In the data, find the word "icon" and copy out every line that has it.

Start of Input records

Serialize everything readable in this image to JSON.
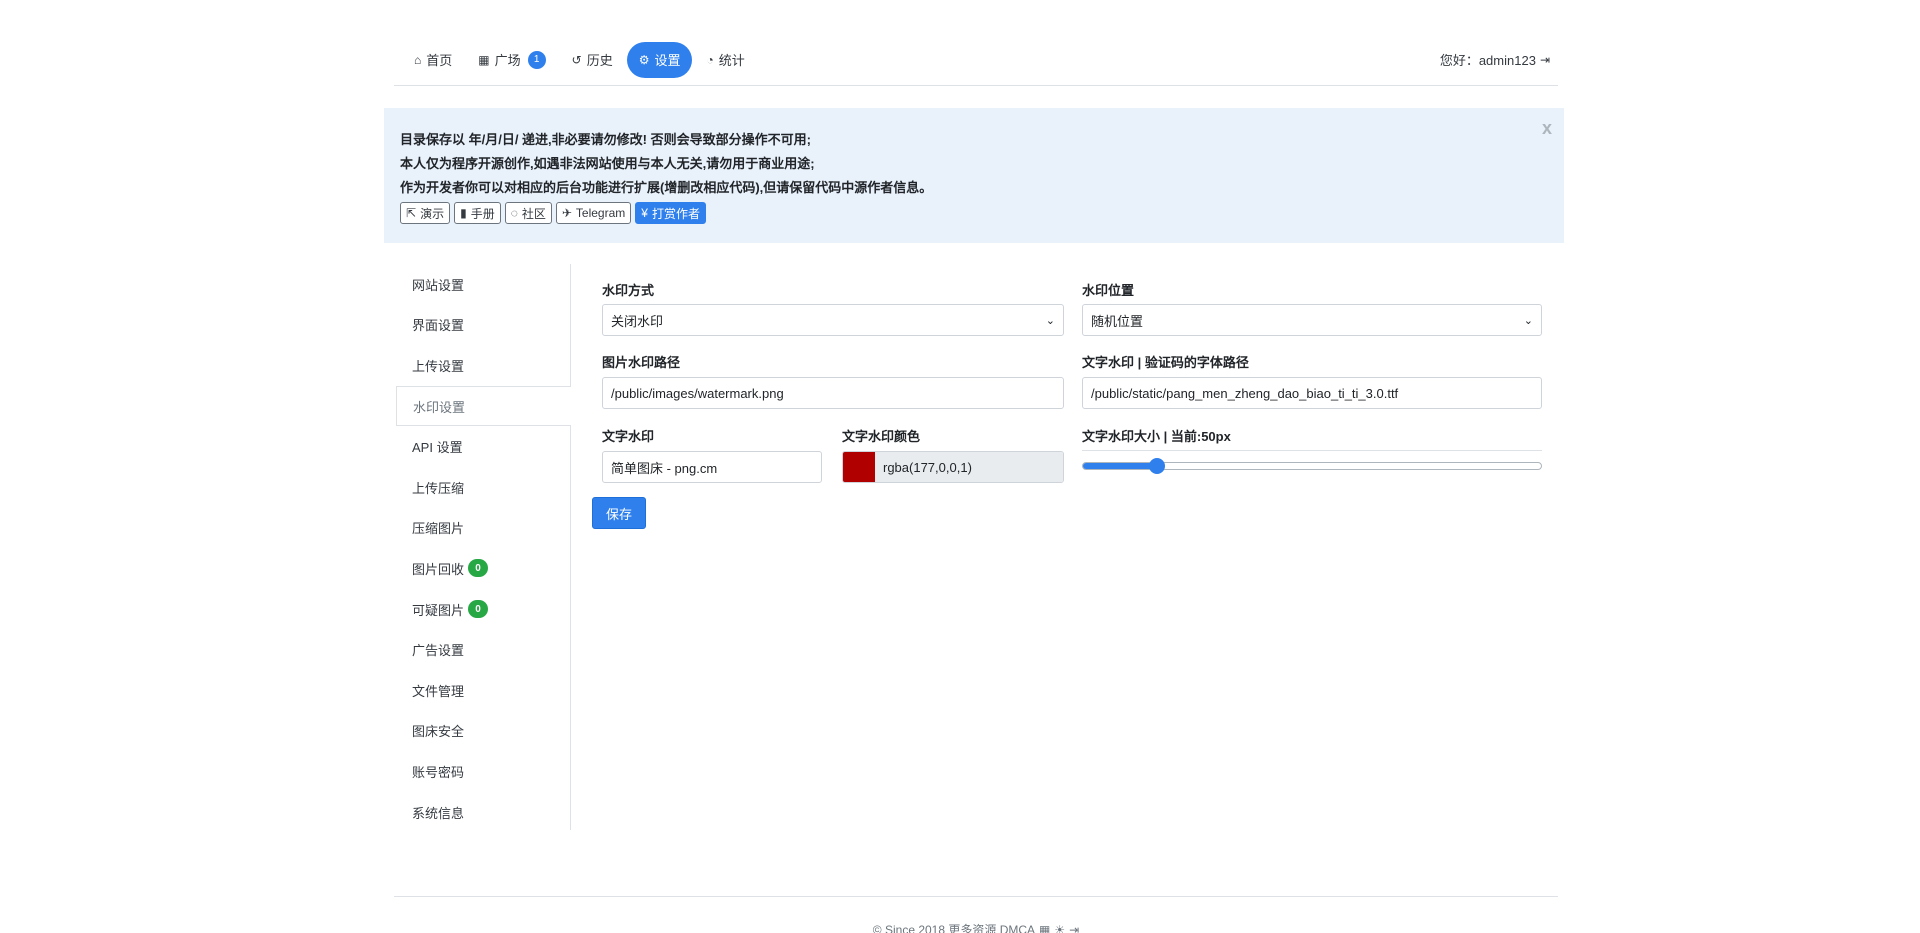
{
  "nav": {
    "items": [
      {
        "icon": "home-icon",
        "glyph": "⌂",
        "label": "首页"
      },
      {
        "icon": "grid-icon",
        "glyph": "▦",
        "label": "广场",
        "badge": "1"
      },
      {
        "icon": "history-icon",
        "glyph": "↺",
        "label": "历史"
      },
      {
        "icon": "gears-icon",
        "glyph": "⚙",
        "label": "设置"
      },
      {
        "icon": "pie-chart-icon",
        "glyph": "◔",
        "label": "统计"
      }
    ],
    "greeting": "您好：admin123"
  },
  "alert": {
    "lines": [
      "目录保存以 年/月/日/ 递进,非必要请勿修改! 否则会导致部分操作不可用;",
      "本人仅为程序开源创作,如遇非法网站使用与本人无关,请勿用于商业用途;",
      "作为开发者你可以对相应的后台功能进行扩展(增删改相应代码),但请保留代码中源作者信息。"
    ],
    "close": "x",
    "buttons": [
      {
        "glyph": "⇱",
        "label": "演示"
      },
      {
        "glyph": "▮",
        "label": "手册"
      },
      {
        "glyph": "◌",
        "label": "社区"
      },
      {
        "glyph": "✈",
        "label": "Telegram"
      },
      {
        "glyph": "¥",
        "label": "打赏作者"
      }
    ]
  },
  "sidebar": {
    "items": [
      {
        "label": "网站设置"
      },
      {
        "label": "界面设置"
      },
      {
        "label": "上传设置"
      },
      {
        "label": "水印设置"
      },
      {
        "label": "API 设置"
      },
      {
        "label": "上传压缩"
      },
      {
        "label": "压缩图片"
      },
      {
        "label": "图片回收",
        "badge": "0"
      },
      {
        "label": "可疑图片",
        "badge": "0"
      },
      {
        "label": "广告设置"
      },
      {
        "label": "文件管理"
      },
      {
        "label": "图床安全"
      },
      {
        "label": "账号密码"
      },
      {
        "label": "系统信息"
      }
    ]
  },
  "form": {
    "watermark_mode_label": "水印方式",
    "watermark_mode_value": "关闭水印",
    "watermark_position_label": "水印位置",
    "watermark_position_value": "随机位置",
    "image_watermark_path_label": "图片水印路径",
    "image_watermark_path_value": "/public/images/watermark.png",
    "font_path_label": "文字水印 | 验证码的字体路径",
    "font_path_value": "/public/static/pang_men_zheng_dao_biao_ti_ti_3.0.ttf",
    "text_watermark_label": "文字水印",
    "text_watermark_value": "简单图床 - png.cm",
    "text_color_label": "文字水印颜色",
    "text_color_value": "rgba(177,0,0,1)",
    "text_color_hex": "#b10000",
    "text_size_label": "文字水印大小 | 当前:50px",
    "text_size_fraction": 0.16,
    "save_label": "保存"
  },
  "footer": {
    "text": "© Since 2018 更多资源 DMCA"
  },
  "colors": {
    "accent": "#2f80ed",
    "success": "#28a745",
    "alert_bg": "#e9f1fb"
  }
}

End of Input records

» **Solution to the problem**
        "icon": "home-icon",
        "icon": "grid-icon",
        "icon": "history-icon",
        "icon": "gears-icon",
        "icon": "pie-chart-icon",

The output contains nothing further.